    Why did you apply to Africa First?
    So I have signed up to every single film e-bulletin that's out there, waiting for an opportunity to come up... like 'funding for female Zambian directors scheme' for example. Well needless to say that didn't happen so I kind of gave up all hope. Anyway, so I was up late one night muddling through my insomnia whilst grappling with another one of my billions of film ideas and I saw an e-bulletin that had information about the Africa First Programme... I couldn't believe it. Initially I thought as it was so late at night I may have been imagining it... I do that sometimes. But nay, it was there and it was real and so my subsequent response was I have to do this ...or die!... dramatic?... yes. But I am from Zambia, which is a pretty amazing country (for those that haven't been go NOW). Unfortunately as beautiful as Zambia is we do not have access to many opportunities in film. Understandably developing our film infrastructure has not been our Nations priority. Although there is progress, but it's painstakingly slow. I applied for Africa First because it was an amazing once in a lifetime opportunity to tell the story of 'The Adventures of Mwansa the Great'. I'm getting emotional thinking about it- this does not happen where I'm from so I just had to apply.

    Where did you grow up?
    I grew up in Lusaka, which is Zambia's capital city. We moved around a lot within it and I have been to about a billion schools but Lusaka remained my home.

    What was the first movie you remember seeing?
    Erm...Rambo!... my gosh, Rambo. That film made me question what possible chance of a decent future I could ever wish to have if I remained a girl, because I realised as a girl the chances of growing up to be Rambo were slim to non-existent.

    What was the first film that made you want to be a filmmaker?
    Another one of my insomnia ridden nights, this time I was skimming through channels and I stumbled across a film called FESTEN...genius! I just thought...I want to do something just like that.

    Who is your perfect audience?
    Honestly, I would be grateful just to have an audience.

    Who are some of your cinematic influences or heroes?
    I love French Cinema mostly, where nothing but everything happens. I love watching films where I don't feel spoon-fed...I like to work things out for myself over time, feeling clever and smug whilst doing so. I also love Italian 50s films too, Hitchcock- I've only now began to discover his genius.

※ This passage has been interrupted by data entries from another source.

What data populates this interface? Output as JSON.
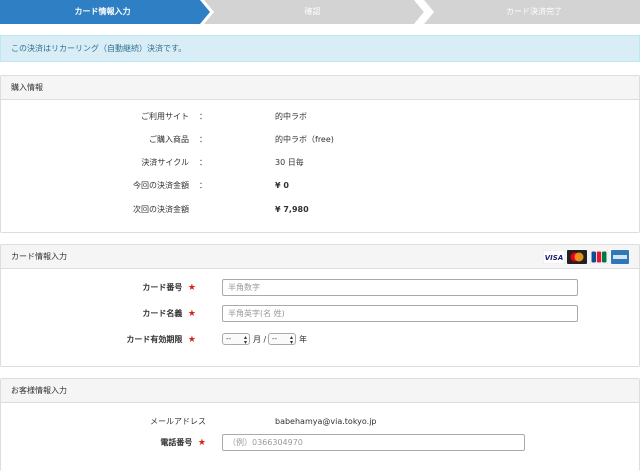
{
  "steps": [
    {
      "label": "カード情報入力",
      "active": true
    },
    {
      "label": "確認",
      "active": false
    },
    {
      "label": "カード決済完了",
      "active": false
    }
  ],
  "notice": "この決済はリカーリング（自動継続）決済です。",
  "purchase": {
    "title": "購入情報",
    "rows": [
      {
        "label": "ご利用サイト",
        "colon": "：",
        "value": "的中ラボ"
      },
      {
        "label": "ご購入商品",
        "colon": "：",
        "value": "的中ラボ（free)"
      },
      {
        "label": "決済サイクル",
        "colon": "：",
        "value": "30 日毎"
      },
      {
        "label": "今回の決済金額",
        "colon": "：",
        "value": "¥ 0"
      },
      {
        "label": "次回の決済金額",
        "colon": "",
        "value": "¥ 7,980"
      }
    ]
  },
  "card": {
    "title": "カード情報入力",
    "number_label": "カード番号",
    "number_placeholder": "半角数字",
    "name_label": "カード名義",
    "name_placeholder": "半角英字(名 姓)",
    "expiry_label": "カード有効期限",
    "month_value": "--",
    "month_unit": "月 /",
    "year_value": "--",
    "year_unit": "年",
    "required_mark": "★",
    "brands": [
      "VISA",
      "MasterCard",
      "JCB",
      "AMEX"
    ],
    "colors": {
      "visa": "#1a1f71",
      "master_red": "#eb001b",
      "master_yellow": "#f79e1b",
      "jcb_blue": "#0e4c96",
      "jcb_red": "#e21836",
      "jcb_green": "#007940",
      "amex": "#2e77bb"
    }
  },
  "customer": {
    "title": "お客様情報入力",
    "email_label": "メールアドレス",
    "email_value": "babehamya@via.tokyo.jp",
    "phone_label": "電話番号",
    "phone_placeholder": "（例）0366304970",
    "required_mark": "★"
  },
  "colors": {
    "step_active": "#2f7fc4",
    "step_inactive": "#d3d3d3",
    "notice_bg": "#d9edf7",
    "required": "#d9230f"
  }
}
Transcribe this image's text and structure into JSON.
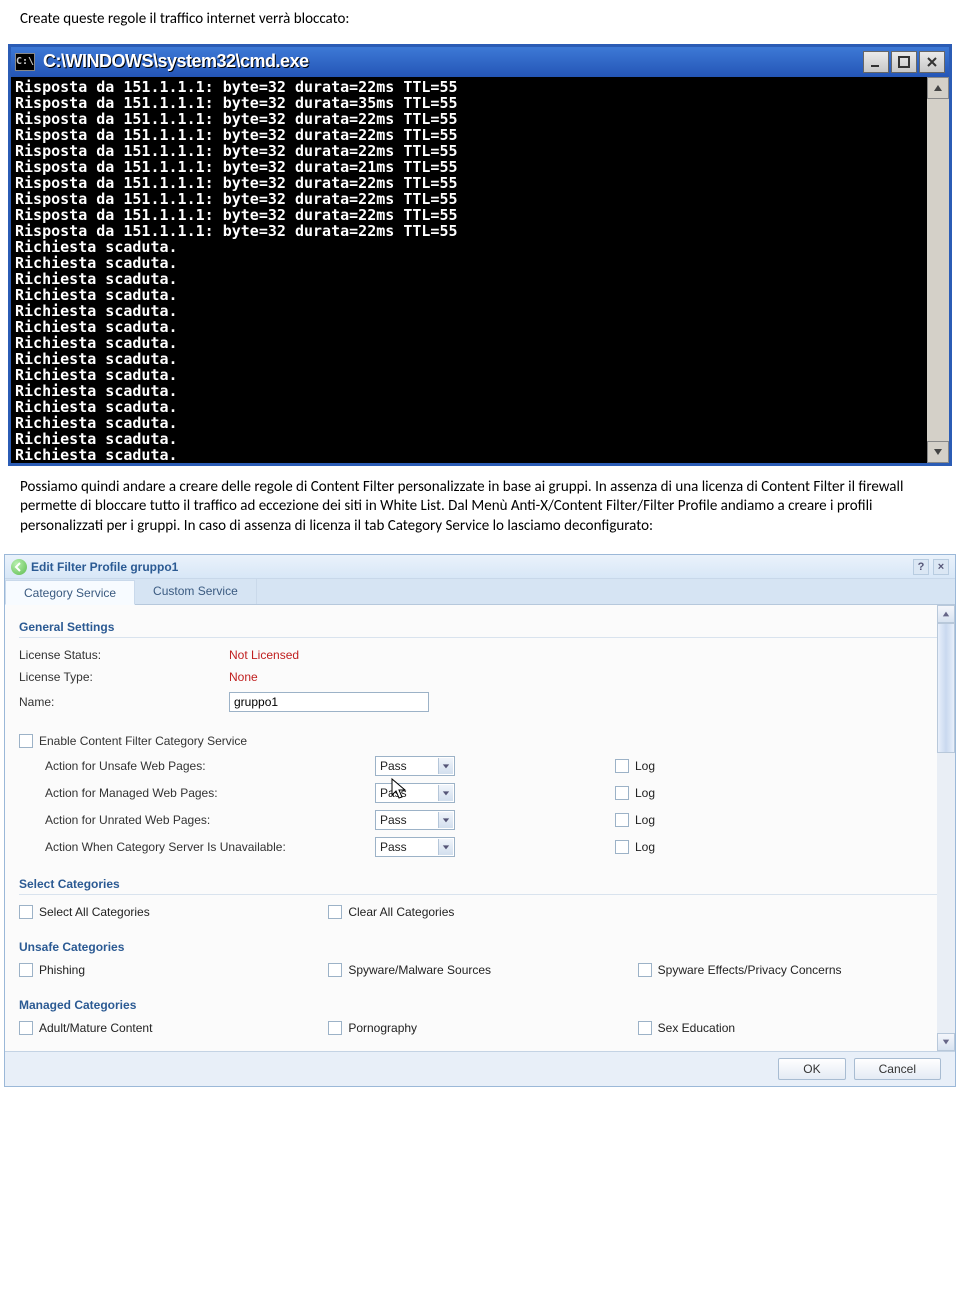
{
  "doc": {
    "intro": "Create queste regole il traffico internet verrà bloccato:",
    "after_cmd": "Possiamo quindi andare a creare delle regole di Content Filter personalizzate in base ai gruppi. In assenza di una licenza di Content Filter il firewall permette di bloccare tutto il traffico ad eccezione dei siti in White List. Dal Menù Anti-X/Content Filter/Filter Profile andiamo a creare i profili personalizzati per i gruppi. In caso di assenza di licenza il tab Category Service lo lasciamo deconfigurato:"
  },
  "cmd": {
    "icon_text": "C:\\",
    "title": "C:\\WINDOWS\\system32\\cmd.exe",
    "lines": [
      "Risposta da 151.1.1.1: byte=32 durata=22ms TTL=55",
      "Risposta da 151.1.1.1: byte=32 durata=35ms TTL=55",
      "Risposta da 151.1.1.1: byte=32 durata=22ms TTL=55",
      "Risposta da 151.1.1.1: byte=32 durata=22ms TTL=55",
      "Risposta da 151.1.1.1: byte=32 durata=22ms TTL=55",
      "Risposta da 151.1.1.1: byte=32 durata=21ms TTL=55",
      "Risposta da 151.1.1.1: byte=32 durata=22ms TTL=55",
      "Risposta da 151.1.1.1: byte=32 durata=22ms TTL=55",
      "Risposta da 151.1.1.1: byte=32 durata=22ms TTL=55",
      "Risposta da 151.1.1.1: byte=32 durata=22ms TTL=55",
      "Richiesta scaduta.",
      "Richiesta scaduta.",
      "Richiesta scaduta.",
      "Richiesta scaduta.",
      "Richiesta scaduta.",
      "Richiesta scaduta.",
      "Richiesta scaduta.",
      "Richiesta scaduta.",
      "Richiesta scaduta.",
      "Richiesta scaduta.",
      "Richiesta scaduta.",
      "Richiesta scaduta.",
      "Richiesta scaduta.",
      "Richiesta scaduta.",
      ""
    ]
  },
  "zy": {
    "title": "Edit Filter Profile gruppo1",
    "help_icon": "?",
    "close_icon": "×",
    "tabs": {
      "category": "Category Service",
      "custom": "Custom Service"
    },
    "general": {
      "heading": "General Settings",
      "license_status_lbl": "License Status:",
      "license_status_val": "Not Licensed",
      "license_type_lbl": "License Type:",
      "license_type_val": "None",
      "name_lbl": "Name:",
      "name_val": "gruppo1"
    },
    "enable_cat": "Enable Content Filter Category Service",
    "actions": {
      "unsafe_lbl": "Action for Unsafe Web Pages:",
      "managed_lbl": "Action for Managed Web Pages:",
      "unrated_lbl": "Action for Unrated Web Pages:",
      "server_lbl": "Action When Category Server Is Unavailable:",
      "pass": "Pass",
      "log": "Log"
    },
    "select_categories": {
      "heading": "Select Categories",
      "select_all": "Select All Categories",
      "clear_all": "Clear All Categories"
    },
    "unsafe_categories": {
      "heading": "Unsafe Categories",
      "phishing": "Phishing",
      "spyware_src": "Spyware/Malware Sources",
      "spyware_effects": "Spyware Effects/Privacy Concerns"
    },
    "managed_categories": {
      "heading": "Managed Categories",
      "adult": "Adult/Mature Content",
      "porn": "Pornography",
      "sex_ed": "Sex Education"
    },
    "footer": {
      "ok": "OK",
      "cancel": "Cancel"
    }
  }
}
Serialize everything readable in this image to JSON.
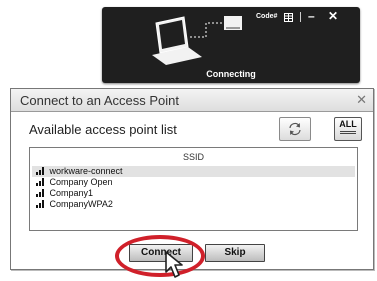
{
  "status_panel": {
    "code_label": "Code#",
    "minimize_label": "–",
    "close_label": "✕",
    "status_text": "Connecting"
  },
  "dialog": {
    "title": "Connect to an Access Point",
    "close_label": "✕",
    "list_title": "Available access point list",
    "all_label": "ALL",
    "column_header": "SSID",
    "networks": [
      {
        "ssid": "workware-connect",
        "selected": true
      },
      {
        "ssid": "Company Open",
        "selected": false
      },
      {
        "ssid": "Company1",
        "selected": false
      },
      {
        "ssid": "CompanyWPA2",
        "selected": false
      }
    ],
    "connect_label": "Connect",
    "skip_label": "Skip"
  },
  "colors": {
    "panel_bg": "#1f1f1f",
    "highlight_ring": "#d0202a",
    "selected_row": "#e2e2e2"
  }
}
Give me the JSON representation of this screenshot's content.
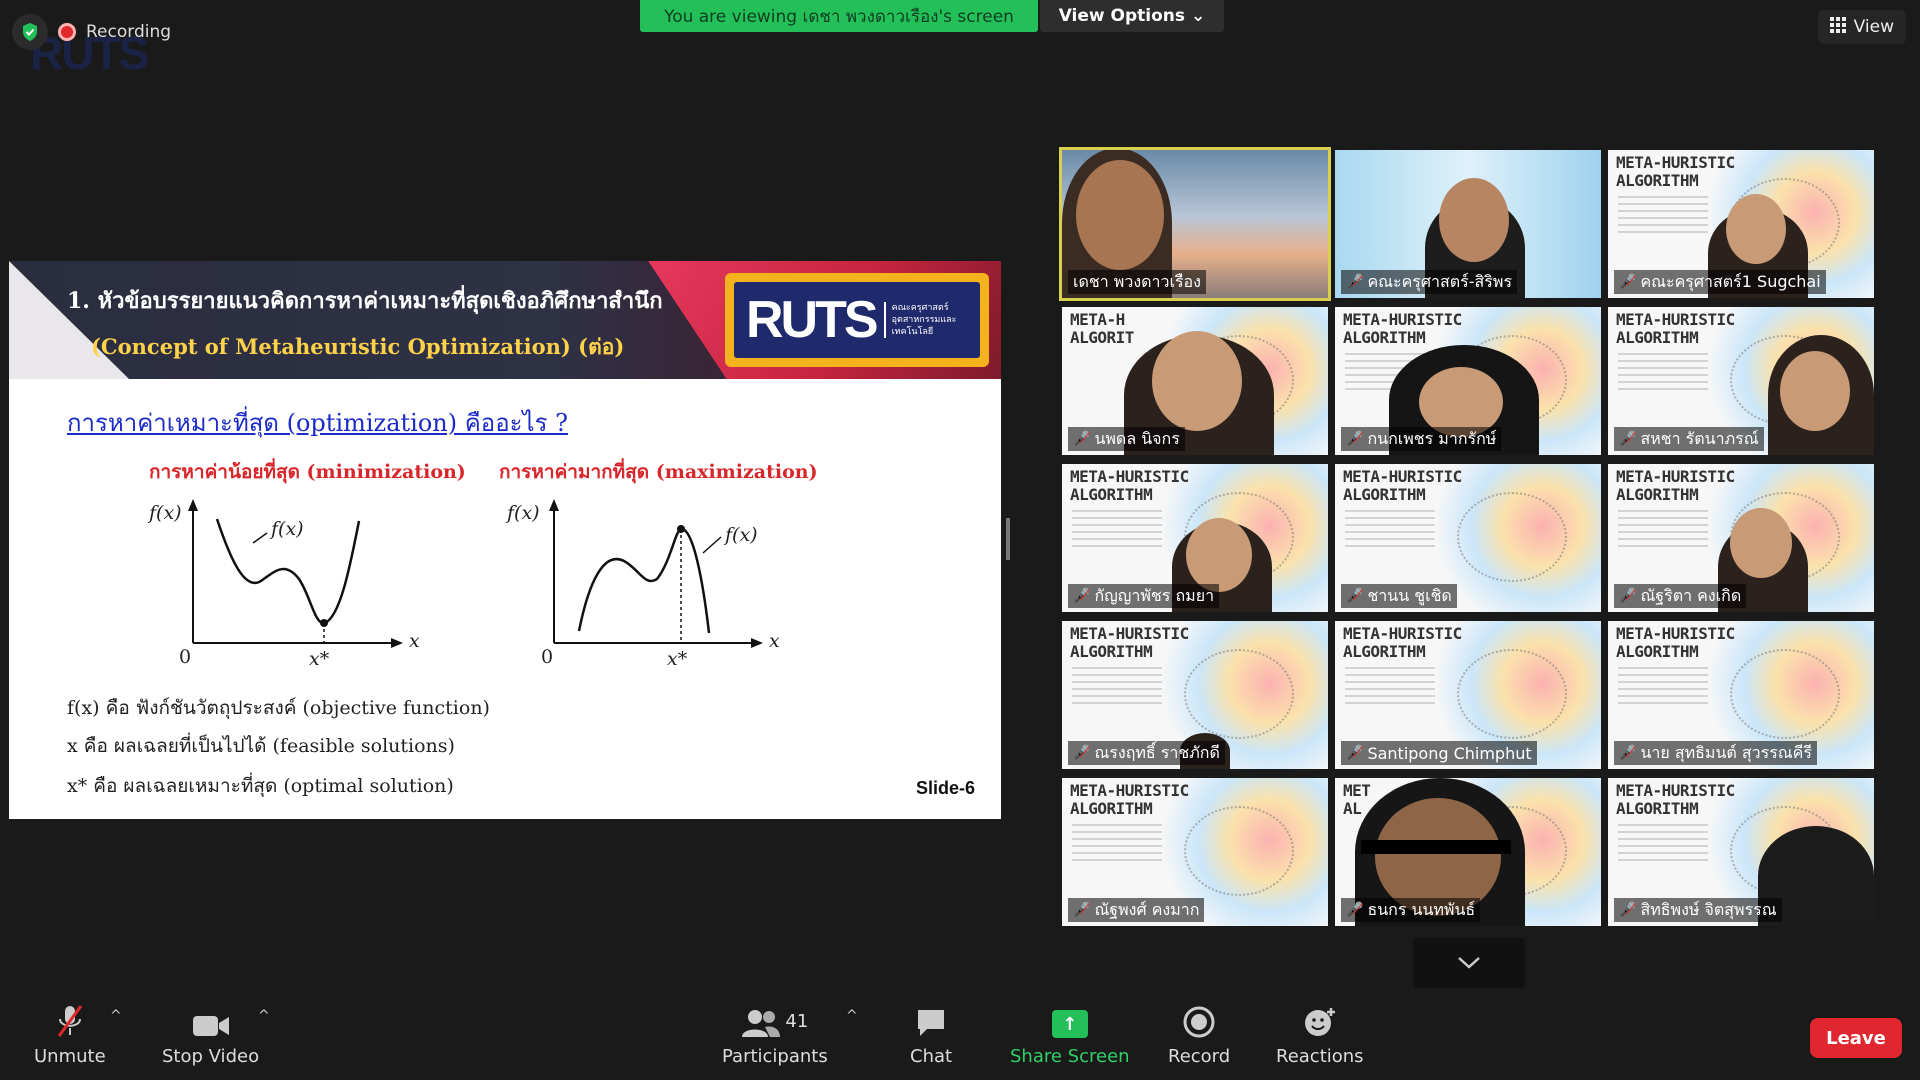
{
  "app": {
    "recording_label": "Recording",
    "ghost_logo": "RUTS"
  },
  "banner": {
    "viewing_text": "You are viewing เดชา พวงดาวเรือง's screen",
    "view_options": "View Options",
    "view_button": "View"
  },
  "slide": {
    "title_line1": "1. หัวข้อบรรยายแนวคิดการหาค่าเหมาะที่สุดเชิงอภิศึกษาสำนึก",
    "title_line2": "(Concept of Metaheuristic Optimization) (ต่อ)",
    "logo_word": "RUTS",
    "logo_sub1": "คณะครุศาสตร์",
    "logo_sub2": "อุตสาหกรรมและเทคโนโลยี",
    "question": "การหาค่าเหมาะที่สุด (optimization) คืออะไร ?",
    "min_label": "การหาค่าน้อยที่สุด (minimization)",
    "max_label": "การหาค่ามากที่สุด (maximization)",
    "fx": "f(x)",
    "x": "x",
    "xstar": "x*",
    "zero": "0",
    "def1": "f(x) คือ ฟังก์ชันวัตถุประสงค์ (objective function)",
    "def2": "x คือ ผลเฉลยที่เป็นไปได้ (feasible solutions)",
    "def3": "x* คือ ผลเฉลยเหมาะที่สุด (optimal solution)",
    "slide_number": "Slide-6"
  },
  "gallery": {
    "poster_title_1": "META-HURISTIC",
    "poster_title_2": "ALGORITHM",
    "poster_title_1_cut": "META-H",
    "poster_title_2_cut": "ALGORIT",
    "poster_title_1_cut2": "MET",
    "poster_title_2_cut2": "AL",
    "participants": [
      {
        "name": "เดชา พวงดาวเรือง",
        "muted": false
      },
      {
        "name": "คณะครุศาสตร์-สิริพร",
        "muted": true
      },
      {
        "name": "คณะครุศาสตร์1 Sugchai",
        "muted": true
      },
      {
        "name": "นพดล นิจกร",
        "muted": true
      },
      {
        "name": "กนกเพชร มากรักษ์",
        "muted": true
      },
      {
        "name": "สหชา รัตนาภรณ์",
        "muted": true
      },
      {
        "name": "กัญญาพัชร ถมยา",
        "muted": true
      },
      {
        "name": "ชานน ชูเชิด",
        "muted": true
      },
      {
        "name": "ณัฐริตา คงเกิด",
        "muted": true
      },
      {
        "name": "ณรงฤทธิ์ ราชภักดี",
        "muted": true
      },
      {
        "name": "Santipong Chimphut",
        "muted": true
      },
      {
        "name": "นาย สุทธิมนต์ สุวรรณคีรี",
        "muted": true
      },
      {
        "name": "ณัฐพงศ์ คงมาก",
        "muted": true
      },
      {
        "name": "ธนกร นนทพันธ์",
        "muted": true
      },
      {
        "name": "สิทธิพงษ์ จิตสุพรรณ",
        "muted": true
      }
    ]
  },
  "toolbar": {
    "unmute": "Unmute",
    "stop_video": "Stop Video",
    "participants": "Participants",
    "participants_count": "41",
    "chat": "Chat",
    "share_screen": "Share Screen",
    "record": "Record",
    "reactions": "Reactions",
    "leave": "Leave"
  },
  "colors": {
    "banner_green": "#23c05a",
    "leave_red": "#e0262e",
    "slide_title_yellow": "#ffd24a",
    "slide_red_text": "#d9262b",
    "slide_blue_link": "#1b2bc8"
  }
}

Francis Ford Coppola particularly with Apocalypse Now because I still watch it and think ... 'how in God's name did he do that?' I love, love, love Shane Meadows he is absolutely my all time favourite Director.

    If you could cast anyone in the world, whom would you want?
    Isabelle Huppert

    If you couldn't be a filmmaker, what would you do?
    Gosh this is such a loaded question because I get asked it a lot, mostly by concerned Parents, Relatives, and randoms who still think it's not too late for me to pursue a 'legitimate' career choice. I'll answer this question the same way now as I always do by shaking my head slowly side to side and saying 'Sorry, this is it, there isn't a Plan B'.

    Read more about Rungano » Watch an interview with Rungano »